    We are delighted with the look and feel of the door, and it's exactly what we were after.

    Congrats, the door looks very nice.
    But I´d be careful to use the phrase "completely airtight" in conjunction with an entrance door. So far I haven´t seen any entrance door with an air tightness class 4 approval. Even the German ones I know, with a rebated door leaf and 2 sealant layers, are class 3 rated only. The tricky part is the junction between the threshold and the door leaf. Most timber doors here in Ireland are great for air leakages at the hinged side towards the threshold. Some manufacturers do even have problems on the locking side, especially in case the locking system ends a good bit away of the top and bottom corner.


  • Registered Users Posts: 1,577 ✭✭✭ Bonzo Delaney


    Five point locking system.

    What brand is the 5 point locking system .
    I'm very interested in a 5 point system that works off a night latch

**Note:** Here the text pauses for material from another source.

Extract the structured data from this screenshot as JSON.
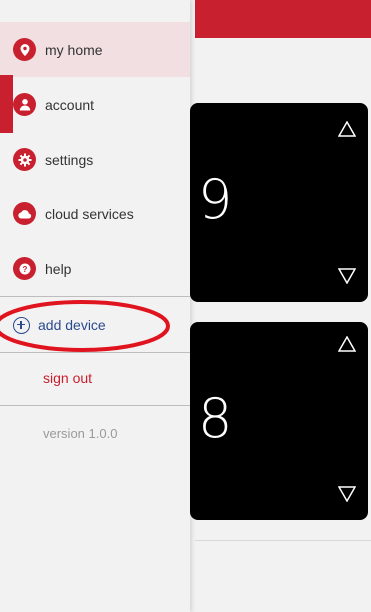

  • Advertisement
  • Registered Users Posts: 1,592 ✭✭✭ dancinpants


    Wartburg wrote: »

    Door is in a month now and while it is under a roof and facing the north-east so protected from the worst of the weather, it is completely airtight and performing brilliantly. We coated in twice with Sikkens stain (accoya is quite pale in its raw state and not the most beautiful wood) as per recommendations and joiner says he is happy to guarantee it as he is trying to encourage others to use the wood.

    We are delighted with the look and feel of the door, and it's exactly what we were after.

    Congrats, the door looks very nice.
    But I´d be careful to use the phrase "completely airtight" in conjunction with an entrance door. So far I haven´t seen any entrance door with an air tightness class 4 approval. Even the German ones I know, with a rebated door leaf and 2 sealant layers, are class 3 rated only. The tricky part is the junction between the threshold and the door leaf. Most timber doors here in Ireland are great for air leakages at the hinged side towards the threshold. Some manufacturers do even have problems on the locking side, especially in case the locking system ends a good bit away of the top and bottom corner.
    Just a turn of phrase. It's not completely airtight obviously and our house is not passive by choice. But during last week's storm I stood inside it to see what way it performed and from a noise and air leakage perspective it was flawless. Only time will tell if it continues to perform as well.


Advertisement